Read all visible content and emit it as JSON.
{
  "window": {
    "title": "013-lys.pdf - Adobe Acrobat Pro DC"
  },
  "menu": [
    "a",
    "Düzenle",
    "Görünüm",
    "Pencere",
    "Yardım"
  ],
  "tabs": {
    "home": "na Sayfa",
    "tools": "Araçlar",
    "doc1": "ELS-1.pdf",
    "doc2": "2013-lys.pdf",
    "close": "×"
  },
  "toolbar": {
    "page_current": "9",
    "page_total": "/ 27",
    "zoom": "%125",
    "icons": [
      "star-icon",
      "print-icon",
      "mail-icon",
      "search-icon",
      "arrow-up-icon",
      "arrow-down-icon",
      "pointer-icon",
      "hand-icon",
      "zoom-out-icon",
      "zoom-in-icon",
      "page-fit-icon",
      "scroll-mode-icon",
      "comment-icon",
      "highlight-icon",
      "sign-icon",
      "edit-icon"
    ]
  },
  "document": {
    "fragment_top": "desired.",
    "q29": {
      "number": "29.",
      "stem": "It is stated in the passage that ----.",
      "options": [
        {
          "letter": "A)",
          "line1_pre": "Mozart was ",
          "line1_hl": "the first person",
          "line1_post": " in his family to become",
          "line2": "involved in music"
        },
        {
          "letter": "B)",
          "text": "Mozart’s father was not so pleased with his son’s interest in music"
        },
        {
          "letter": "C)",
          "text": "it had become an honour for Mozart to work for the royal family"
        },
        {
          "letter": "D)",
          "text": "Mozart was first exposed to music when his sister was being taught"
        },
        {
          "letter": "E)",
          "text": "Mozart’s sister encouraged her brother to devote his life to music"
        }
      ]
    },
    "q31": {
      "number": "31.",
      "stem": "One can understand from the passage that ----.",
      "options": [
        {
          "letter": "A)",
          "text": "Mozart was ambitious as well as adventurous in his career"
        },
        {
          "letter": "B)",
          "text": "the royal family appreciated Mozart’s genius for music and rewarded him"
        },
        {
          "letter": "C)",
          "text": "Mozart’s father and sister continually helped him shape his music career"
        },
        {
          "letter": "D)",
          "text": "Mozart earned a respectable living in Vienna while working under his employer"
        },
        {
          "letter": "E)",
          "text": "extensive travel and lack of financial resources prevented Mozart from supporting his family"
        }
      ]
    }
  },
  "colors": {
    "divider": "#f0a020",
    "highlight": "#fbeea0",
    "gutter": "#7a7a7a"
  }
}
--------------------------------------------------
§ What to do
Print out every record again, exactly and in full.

§ Answer to the exercise
Read all visible content and emit it as JSON.
{
  "window": {
    "title": "013-lys.pdf - Adobe Acrobat Pro DC"
  },
  "menu": [
    "a",
    "Düzenle",
    "Görünüm",
    "Pencere",
    "Yardım"
  ],
  "tabs": {
    "home": "na Sayfa",
    "tools": "Araçlar",
    "doc1": "ELS-1.pdf",
    "doc2": "2013-lys.pdf",
    "close": "×"
  },
  "toolbar": {
    "page_current": "9",
    "page_total": "/ 27",
    "zoom": "%125",
    "icons": [
      "star-icon",
      "print-icon",
      "mail-icon",
      "search-icon",
      "arrow-up-icon",
      "arrow-down-icon",
      "pointer-icon",
      "hand-icon",
      "zoom-out-icon",
      "zoom-in-icon",
      "page-fit-icon",
      "scroll-mode-icon",
      "comment-icon",
      "highlight-icon",
      "sign-icon",
      "edit-icon"
    ]
  },
  "document": {
    "fragment_top": "desired.",
    "q29": {
      "number": "29.",
      "stem": "It is stated in the passage that ----.",
      "options": [
        {
          "letter": "A)",
          "line1_pre": "Mozart was ",
          "line1_hl": "the first person",
          "line1_post": " in his family to become",
          "line2": "involved in music"
        },
        {
          "letter": "B)",
          "text": "Mozart’s father was not so pleased with his son’s interest in music"
        },
        {
          "letter": "C)",
          "text": "it had become an honour for Mozart to work for the royal family"
        },
        {
          "letter": "D)",
          "text": "Mozart was first exposed to music when his sister was being taught"
        },
        {
          "letter": "E)",
          "text": "Mozart’s sister encouraged her brother to devote his life to music"
        }
      ]
    },
    "q31": {
      "number": "31.",
      "stem": "One can understand from the passage that ----.",
      "options": [
        {
          "letter": "A)",
          "text": "Mozart was ambitious as well as adventurous in his career"
        },
        {
          "letter": "B)",
          "text": "the royal family appreciated Mozart’s genius for music and rewarded him"
        },
        {
          "letter": "C)",
          "text": "Mozart’s father and sister continually helped him shape his music career"
        },
        {
          "letter": "D)",
          "text": "Mozart earned a respectable living in Vienna while working under his employer"
        },
        {
          "letter": "E)",
          "text": "extensive travel and lack of financial resources prevented Mozart from supporting his family"
        }
      ]
    }
  },
  "colors": {
    "divider": "#f0a020",
    "highlight": "#fbeea0",
    "gutter": "#7a7a7a"
  }
}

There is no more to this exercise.